[ACTIVITY]
If a line of the data below contains the string "used", copy it into your answer.

---

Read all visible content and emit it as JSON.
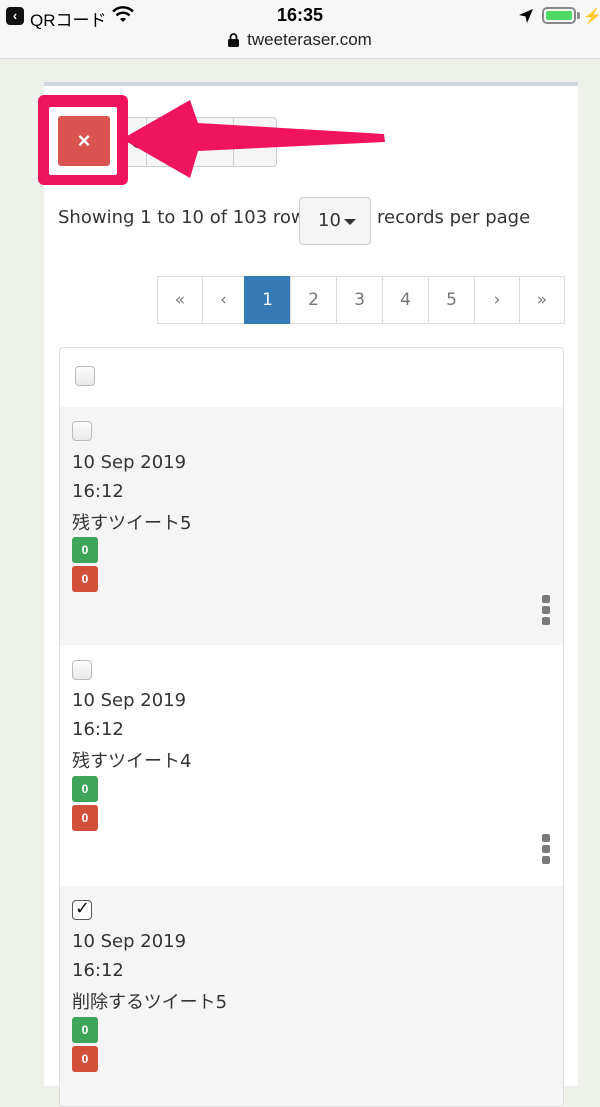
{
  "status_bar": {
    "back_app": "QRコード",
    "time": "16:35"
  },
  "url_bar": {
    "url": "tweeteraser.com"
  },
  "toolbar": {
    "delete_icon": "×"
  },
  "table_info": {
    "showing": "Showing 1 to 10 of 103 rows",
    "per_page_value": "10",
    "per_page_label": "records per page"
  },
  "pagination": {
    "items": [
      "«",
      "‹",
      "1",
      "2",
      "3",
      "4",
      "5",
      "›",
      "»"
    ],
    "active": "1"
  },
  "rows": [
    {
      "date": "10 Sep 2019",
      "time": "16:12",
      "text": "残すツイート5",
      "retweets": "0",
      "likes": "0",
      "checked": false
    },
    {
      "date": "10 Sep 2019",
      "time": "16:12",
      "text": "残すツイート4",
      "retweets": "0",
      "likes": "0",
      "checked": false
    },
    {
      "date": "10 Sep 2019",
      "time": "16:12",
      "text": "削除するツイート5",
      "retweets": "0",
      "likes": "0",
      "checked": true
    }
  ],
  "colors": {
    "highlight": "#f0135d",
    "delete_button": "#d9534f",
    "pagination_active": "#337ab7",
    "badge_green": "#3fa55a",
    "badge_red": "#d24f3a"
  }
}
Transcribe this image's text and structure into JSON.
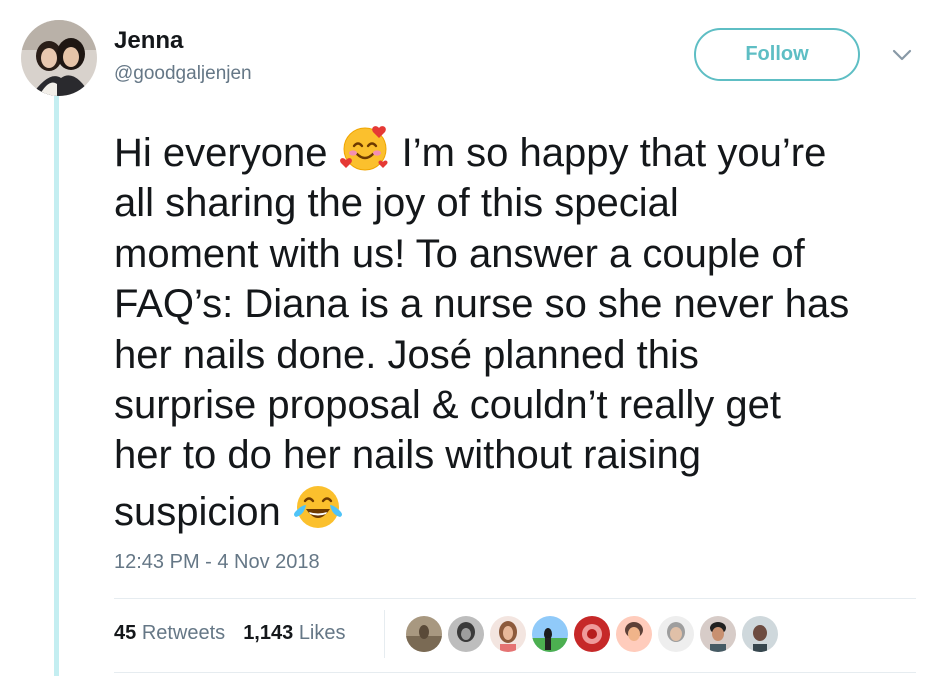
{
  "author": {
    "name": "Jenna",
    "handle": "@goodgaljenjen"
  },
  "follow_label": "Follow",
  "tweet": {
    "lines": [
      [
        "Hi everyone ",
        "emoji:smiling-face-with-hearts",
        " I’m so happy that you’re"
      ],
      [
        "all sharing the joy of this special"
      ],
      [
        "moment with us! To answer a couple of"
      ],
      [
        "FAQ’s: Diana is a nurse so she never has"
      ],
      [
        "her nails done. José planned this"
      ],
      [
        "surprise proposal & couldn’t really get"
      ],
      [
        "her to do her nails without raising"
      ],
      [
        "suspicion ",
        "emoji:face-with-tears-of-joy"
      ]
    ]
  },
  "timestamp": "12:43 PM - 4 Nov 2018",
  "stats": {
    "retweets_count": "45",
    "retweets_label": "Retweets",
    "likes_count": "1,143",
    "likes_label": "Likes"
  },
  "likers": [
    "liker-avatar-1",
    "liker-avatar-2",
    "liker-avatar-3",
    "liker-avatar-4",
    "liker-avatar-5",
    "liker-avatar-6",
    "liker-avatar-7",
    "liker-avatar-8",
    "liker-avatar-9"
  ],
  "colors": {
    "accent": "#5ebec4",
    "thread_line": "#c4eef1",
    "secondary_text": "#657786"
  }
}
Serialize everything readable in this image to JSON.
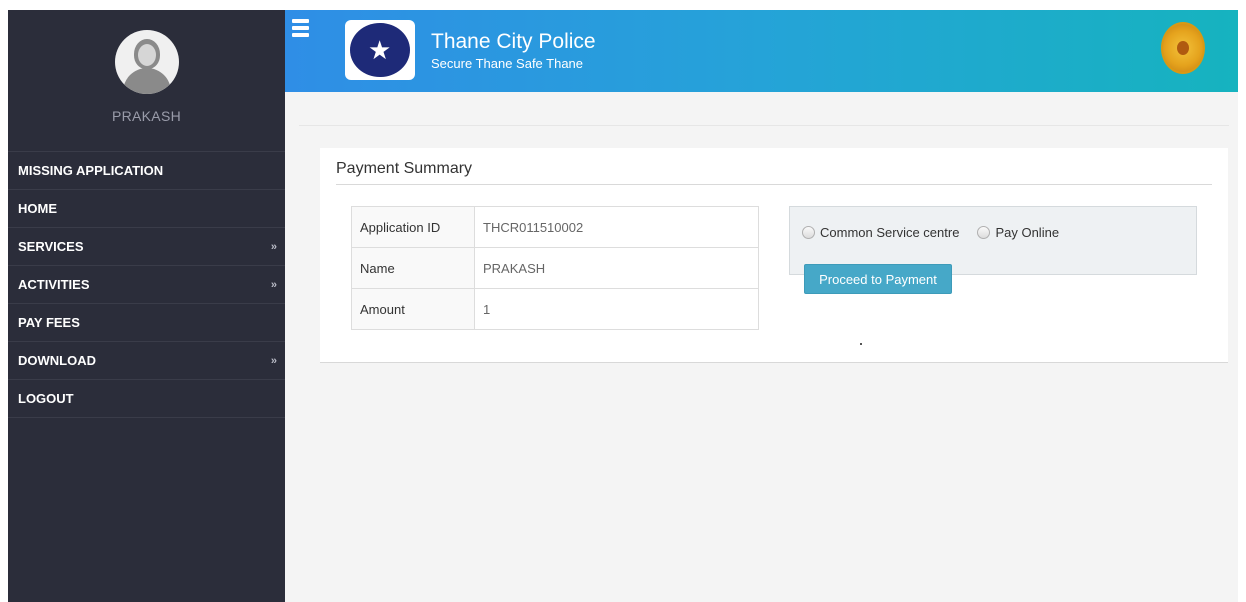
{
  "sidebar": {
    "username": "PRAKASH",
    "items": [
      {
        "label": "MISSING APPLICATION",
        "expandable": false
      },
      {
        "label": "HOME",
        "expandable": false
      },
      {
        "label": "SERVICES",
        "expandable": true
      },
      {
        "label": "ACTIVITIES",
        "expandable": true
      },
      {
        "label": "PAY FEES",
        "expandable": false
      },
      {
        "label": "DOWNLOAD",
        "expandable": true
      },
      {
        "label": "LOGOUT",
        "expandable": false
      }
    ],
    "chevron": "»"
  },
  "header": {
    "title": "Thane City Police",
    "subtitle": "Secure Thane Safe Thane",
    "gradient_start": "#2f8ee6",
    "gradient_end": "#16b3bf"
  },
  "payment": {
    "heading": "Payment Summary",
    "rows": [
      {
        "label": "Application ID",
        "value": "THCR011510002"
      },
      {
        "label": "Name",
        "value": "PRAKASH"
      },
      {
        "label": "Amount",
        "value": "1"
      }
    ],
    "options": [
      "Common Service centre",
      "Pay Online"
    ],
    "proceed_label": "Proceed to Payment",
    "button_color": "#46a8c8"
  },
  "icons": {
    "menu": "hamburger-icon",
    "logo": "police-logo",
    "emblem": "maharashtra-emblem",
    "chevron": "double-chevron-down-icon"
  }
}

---

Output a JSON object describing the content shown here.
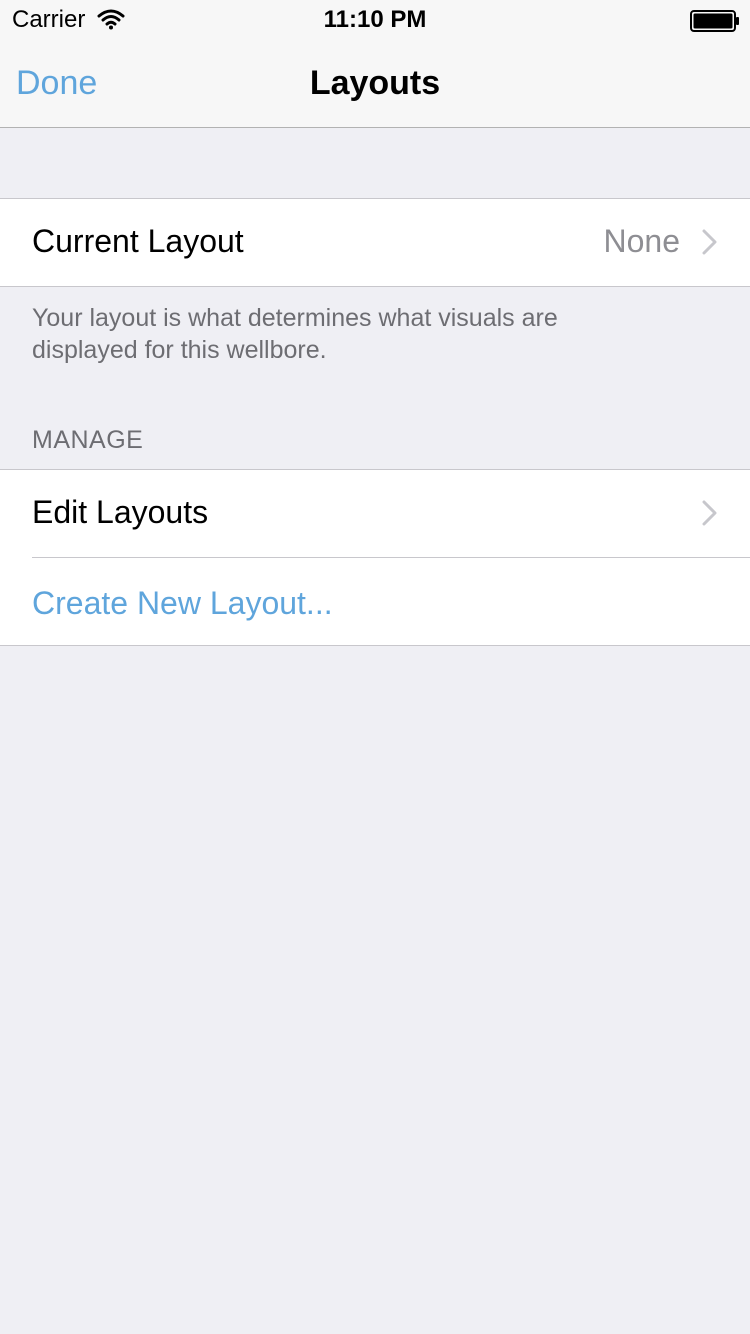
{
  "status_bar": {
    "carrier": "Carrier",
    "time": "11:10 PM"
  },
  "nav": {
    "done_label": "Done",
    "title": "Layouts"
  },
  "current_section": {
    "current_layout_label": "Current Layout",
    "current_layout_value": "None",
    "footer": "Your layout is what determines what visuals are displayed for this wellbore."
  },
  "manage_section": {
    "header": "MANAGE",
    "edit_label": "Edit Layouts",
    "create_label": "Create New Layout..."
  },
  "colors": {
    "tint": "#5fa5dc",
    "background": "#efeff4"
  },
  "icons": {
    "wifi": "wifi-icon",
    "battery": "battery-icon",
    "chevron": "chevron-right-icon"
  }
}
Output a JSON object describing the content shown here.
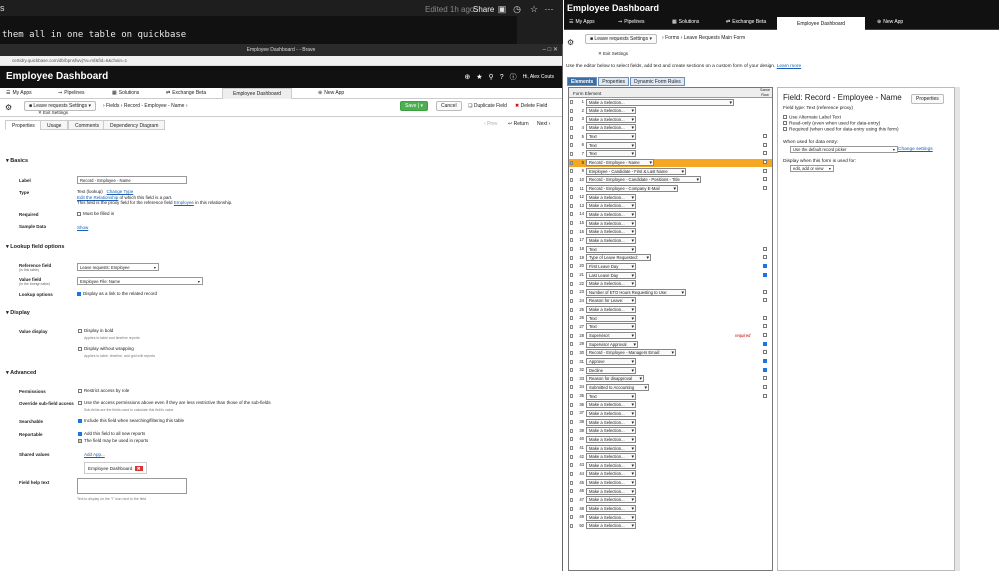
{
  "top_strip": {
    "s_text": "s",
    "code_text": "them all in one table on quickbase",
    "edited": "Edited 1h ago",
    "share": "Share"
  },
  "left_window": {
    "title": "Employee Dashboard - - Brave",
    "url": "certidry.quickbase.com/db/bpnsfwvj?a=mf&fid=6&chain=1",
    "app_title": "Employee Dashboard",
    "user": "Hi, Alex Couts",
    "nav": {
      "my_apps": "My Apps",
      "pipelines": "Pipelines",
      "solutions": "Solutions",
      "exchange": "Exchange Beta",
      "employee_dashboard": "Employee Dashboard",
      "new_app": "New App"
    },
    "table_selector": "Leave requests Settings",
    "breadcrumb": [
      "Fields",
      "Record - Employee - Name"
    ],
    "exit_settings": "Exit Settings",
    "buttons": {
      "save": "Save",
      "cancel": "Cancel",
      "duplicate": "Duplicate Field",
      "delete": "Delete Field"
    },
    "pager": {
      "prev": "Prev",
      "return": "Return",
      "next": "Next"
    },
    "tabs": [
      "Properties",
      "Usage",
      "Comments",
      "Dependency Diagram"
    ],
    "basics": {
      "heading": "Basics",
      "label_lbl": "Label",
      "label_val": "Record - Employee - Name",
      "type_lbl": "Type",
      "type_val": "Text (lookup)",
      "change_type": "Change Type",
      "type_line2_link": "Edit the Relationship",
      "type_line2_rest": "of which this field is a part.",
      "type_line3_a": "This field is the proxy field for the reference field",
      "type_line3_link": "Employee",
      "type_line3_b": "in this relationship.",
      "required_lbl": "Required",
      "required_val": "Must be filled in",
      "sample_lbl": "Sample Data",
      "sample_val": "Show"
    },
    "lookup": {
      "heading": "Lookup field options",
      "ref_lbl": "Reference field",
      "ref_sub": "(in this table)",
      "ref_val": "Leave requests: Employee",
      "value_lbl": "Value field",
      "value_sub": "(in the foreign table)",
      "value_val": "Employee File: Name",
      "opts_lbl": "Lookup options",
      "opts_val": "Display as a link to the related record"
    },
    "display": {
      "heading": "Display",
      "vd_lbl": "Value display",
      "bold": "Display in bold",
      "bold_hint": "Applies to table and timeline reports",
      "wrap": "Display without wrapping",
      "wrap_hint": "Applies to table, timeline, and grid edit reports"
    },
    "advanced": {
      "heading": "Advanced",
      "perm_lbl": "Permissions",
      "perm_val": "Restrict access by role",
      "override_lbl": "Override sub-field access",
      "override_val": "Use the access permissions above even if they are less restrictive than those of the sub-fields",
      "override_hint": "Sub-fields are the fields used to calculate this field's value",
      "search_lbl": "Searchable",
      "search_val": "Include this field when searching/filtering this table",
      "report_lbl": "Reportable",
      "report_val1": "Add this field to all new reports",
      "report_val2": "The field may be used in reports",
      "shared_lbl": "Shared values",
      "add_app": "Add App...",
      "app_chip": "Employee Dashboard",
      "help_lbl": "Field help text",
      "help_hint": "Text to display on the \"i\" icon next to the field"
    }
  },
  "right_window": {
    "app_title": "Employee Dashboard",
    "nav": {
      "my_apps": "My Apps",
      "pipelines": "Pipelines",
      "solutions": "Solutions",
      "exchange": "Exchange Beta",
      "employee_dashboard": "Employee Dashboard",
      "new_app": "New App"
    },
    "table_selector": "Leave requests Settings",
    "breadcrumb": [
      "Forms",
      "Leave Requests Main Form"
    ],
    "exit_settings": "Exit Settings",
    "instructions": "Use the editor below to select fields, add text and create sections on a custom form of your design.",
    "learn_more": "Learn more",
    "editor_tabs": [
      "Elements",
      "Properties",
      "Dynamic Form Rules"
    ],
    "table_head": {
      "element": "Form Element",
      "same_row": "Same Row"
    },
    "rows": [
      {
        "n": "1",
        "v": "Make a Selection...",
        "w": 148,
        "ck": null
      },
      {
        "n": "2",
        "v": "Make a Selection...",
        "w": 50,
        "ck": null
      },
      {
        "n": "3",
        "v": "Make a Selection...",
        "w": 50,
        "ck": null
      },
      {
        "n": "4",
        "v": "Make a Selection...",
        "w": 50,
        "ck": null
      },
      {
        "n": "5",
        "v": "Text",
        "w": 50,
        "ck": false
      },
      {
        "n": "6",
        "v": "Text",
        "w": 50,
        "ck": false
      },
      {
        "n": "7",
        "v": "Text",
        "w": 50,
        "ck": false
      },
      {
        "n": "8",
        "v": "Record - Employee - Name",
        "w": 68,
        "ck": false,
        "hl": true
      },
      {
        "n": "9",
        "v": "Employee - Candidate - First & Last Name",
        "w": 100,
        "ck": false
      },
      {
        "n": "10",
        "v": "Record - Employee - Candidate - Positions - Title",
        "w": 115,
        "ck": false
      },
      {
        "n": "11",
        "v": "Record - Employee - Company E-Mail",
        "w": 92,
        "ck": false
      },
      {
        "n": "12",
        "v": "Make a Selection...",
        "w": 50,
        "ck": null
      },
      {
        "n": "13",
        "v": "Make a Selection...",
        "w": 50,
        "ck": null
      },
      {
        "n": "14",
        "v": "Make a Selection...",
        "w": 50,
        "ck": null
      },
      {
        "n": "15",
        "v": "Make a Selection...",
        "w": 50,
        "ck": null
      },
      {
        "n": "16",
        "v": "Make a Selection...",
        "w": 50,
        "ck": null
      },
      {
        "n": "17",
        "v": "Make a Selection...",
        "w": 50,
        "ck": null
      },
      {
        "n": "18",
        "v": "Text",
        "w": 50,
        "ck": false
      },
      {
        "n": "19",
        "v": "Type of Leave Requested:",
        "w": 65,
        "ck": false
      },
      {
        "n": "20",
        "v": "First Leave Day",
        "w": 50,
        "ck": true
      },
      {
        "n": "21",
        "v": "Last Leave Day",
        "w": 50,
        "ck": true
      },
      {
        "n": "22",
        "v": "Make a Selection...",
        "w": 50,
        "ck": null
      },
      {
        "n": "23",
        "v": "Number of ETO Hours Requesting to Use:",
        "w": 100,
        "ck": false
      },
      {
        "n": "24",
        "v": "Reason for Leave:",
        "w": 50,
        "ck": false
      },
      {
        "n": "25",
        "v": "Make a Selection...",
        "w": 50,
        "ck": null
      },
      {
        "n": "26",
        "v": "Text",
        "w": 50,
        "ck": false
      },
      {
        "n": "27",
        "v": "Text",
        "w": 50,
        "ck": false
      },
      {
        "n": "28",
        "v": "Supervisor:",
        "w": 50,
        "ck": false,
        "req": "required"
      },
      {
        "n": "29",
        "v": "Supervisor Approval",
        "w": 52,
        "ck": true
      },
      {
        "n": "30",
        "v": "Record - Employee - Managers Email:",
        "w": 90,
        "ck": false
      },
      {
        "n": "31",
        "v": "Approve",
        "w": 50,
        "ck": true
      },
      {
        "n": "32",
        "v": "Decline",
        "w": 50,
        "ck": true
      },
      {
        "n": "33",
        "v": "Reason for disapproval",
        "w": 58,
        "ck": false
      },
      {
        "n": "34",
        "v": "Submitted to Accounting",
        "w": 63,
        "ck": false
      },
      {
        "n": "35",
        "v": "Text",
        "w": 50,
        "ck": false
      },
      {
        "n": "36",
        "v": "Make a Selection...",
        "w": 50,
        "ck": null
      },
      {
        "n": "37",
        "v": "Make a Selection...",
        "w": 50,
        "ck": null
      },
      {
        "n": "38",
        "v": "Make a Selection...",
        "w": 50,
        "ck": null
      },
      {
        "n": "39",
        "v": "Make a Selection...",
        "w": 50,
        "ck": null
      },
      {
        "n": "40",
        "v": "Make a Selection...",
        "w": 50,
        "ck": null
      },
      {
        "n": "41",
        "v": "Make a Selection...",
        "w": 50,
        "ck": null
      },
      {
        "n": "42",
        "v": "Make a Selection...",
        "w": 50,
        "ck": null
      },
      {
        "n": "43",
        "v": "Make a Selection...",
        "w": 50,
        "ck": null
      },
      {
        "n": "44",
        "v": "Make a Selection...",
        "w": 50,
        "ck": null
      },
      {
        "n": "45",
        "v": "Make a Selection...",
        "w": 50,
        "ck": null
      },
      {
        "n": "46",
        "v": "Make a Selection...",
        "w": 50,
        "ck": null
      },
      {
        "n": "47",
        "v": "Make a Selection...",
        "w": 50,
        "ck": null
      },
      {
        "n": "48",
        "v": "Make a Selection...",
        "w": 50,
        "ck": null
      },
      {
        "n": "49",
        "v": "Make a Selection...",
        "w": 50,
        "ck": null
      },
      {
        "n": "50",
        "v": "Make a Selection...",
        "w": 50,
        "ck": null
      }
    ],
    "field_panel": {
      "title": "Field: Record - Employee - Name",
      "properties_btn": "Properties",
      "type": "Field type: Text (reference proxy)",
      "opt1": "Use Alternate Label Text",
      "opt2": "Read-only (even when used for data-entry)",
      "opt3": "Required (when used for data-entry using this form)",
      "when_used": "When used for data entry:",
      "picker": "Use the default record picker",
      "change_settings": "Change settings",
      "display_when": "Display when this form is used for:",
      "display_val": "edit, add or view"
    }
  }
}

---

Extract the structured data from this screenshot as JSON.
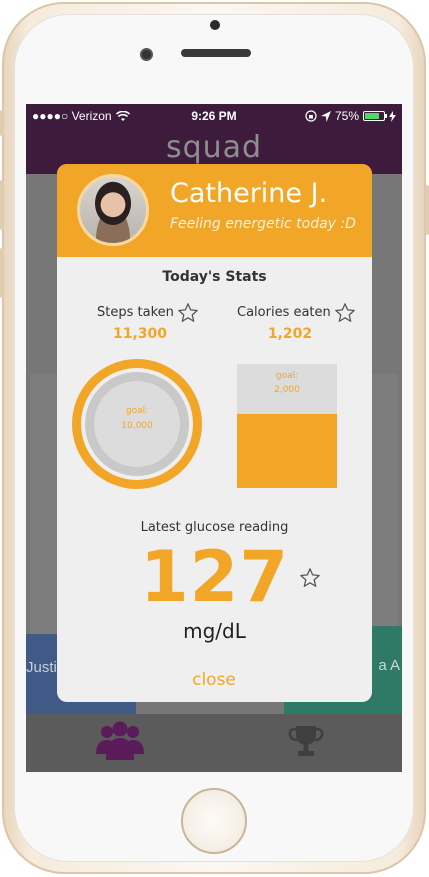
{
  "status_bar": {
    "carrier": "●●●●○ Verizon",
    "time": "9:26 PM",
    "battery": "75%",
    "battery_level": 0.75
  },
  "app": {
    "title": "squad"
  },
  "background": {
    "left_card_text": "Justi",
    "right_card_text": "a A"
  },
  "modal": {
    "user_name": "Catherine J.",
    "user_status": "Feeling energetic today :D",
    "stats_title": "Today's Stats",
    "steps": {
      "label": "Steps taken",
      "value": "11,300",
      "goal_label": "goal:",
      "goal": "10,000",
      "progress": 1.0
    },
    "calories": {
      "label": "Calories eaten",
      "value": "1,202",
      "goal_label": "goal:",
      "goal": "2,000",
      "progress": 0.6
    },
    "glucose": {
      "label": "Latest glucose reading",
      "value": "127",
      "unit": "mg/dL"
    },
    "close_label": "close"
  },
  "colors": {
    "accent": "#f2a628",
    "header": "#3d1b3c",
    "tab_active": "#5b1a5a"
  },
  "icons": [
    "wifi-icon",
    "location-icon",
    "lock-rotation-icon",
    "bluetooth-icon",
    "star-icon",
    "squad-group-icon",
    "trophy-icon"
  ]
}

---

[SOLUTION TO THIS EXERCISE]
      "override_hint": "Sub-fields are the fields used to calculate this field's value",
      "report_val2": "The field may be used in reports",
      "opt2": "Read-only (even when used for data-entry)",
      "opt3": "Required (when used for data-entry using this form)",
      "when_used": "When used for data entry:",
      "display_when": "Display when this form is used for:",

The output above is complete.